When the Senate released its so-called "Torture Report" in December 2014 the world would learn that, for years, the CIA had used unimaginably brutal methods to interrogate its prisoners - often without yielding any useful or truthful information. The agency had long and adamantly defended its use of torture, staunchly arguing that it was not only just but necessary for the country's safety. And even amid the revelations of the report, questions abound about whether torture can be considered a justifiable tool of national security.
Is interrogational torture an effective method of extracting information? How good does the information extracted need to be for the torture to be considered successful? How often or how vigorously must torture be used to achieve valuable information? It may be the case that interrogational torture can never be justified under any circumstances, but, according to John Schiemann, if it is to be justified at all, it must be effective. According to more than one national poll, most Americans do believe that torture can work, and that it can be justified under certain circumstances. But if the information that torturers extract is bad, then the method amounts to nothing more than pure sadism. So, how can we solve the dilemma over whether to torture or not to torture?

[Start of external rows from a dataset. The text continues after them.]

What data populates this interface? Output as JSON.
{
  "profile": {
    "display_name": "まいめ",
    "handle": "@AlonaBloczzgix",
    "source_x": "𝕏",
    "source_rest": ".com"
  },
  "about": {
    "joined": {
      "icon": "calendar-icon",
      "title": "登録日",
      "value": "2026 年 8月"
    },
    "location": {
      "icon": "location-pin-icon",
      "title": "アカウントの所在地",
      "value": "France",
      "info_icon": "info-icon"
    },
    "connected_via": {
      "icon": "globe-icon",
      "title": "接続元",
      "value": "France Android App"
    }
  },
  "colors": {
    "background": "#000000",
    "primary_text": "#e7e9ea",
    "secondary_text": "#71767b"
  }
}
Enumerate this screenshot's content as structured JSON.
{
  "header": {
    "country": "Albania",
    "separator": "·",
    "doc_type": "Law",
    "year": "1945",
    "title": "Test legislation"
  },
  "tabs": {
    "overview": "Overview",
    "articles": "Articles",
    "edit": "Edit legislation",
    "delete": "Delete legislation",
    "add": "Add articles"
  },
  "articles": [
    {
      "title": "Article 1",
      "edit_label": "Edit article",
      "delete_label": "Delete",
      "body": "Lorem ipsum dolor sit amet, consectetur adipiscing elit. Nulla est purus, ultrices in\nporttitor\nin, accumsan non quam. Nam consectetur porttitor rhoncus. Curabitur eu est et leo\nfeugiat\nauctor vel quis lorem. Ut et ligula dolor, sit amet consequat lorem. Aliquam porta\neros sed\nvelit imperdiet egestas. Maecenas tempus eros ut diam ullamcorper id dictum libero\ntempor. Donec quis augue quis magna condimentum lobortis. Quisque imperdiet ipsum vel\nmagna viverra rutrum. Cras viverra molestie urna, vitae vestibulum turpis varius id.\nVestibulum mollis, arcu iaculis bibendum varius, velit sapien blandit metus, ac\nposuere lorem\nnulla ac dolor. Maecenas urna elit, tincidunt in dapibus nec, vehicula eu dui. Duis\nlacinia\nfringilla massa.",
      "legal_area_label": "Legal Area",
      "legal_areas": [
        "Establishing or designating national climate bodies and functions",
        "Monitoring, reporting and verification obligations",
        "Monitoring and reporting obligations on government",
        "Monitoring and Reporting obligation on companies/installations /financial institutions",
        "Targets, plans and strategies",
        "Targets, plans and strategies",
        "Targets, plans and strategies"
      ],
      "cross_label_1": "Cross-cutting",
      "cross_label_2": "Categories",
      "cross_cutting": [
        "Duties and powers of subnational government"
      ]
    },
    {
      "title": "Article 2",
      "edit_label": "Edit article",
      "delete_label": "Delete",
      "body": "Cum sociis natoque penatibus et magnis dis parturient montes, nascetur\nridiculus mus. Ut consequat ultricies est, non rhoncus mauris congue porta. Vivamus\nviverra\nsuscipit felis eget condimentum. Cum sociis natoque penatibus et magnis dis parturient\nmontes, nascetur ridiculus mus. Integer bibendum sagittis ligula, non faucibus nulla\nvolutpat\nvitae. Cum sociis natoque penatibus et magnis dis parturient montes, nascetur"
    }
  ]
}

In this book, John Schiemann takes a truly unique approach to the question of torture: game theory. Thinking of torture as a "game" played between an interrogator and a detainee, the book walks the reader through the logic of interrogational torture, comparing the outcomes to the claims made by torture proponents. The book draws on a wide variety of sources ranging from records of the Inquisition to secret CIA memos to trace this logic, illustrating each outcome of the model with a narrative from the real world of interrogational torture. Does Torture Work? is an absorbing and provocative take on one of the most discussed human rights and security dilemmas of our time.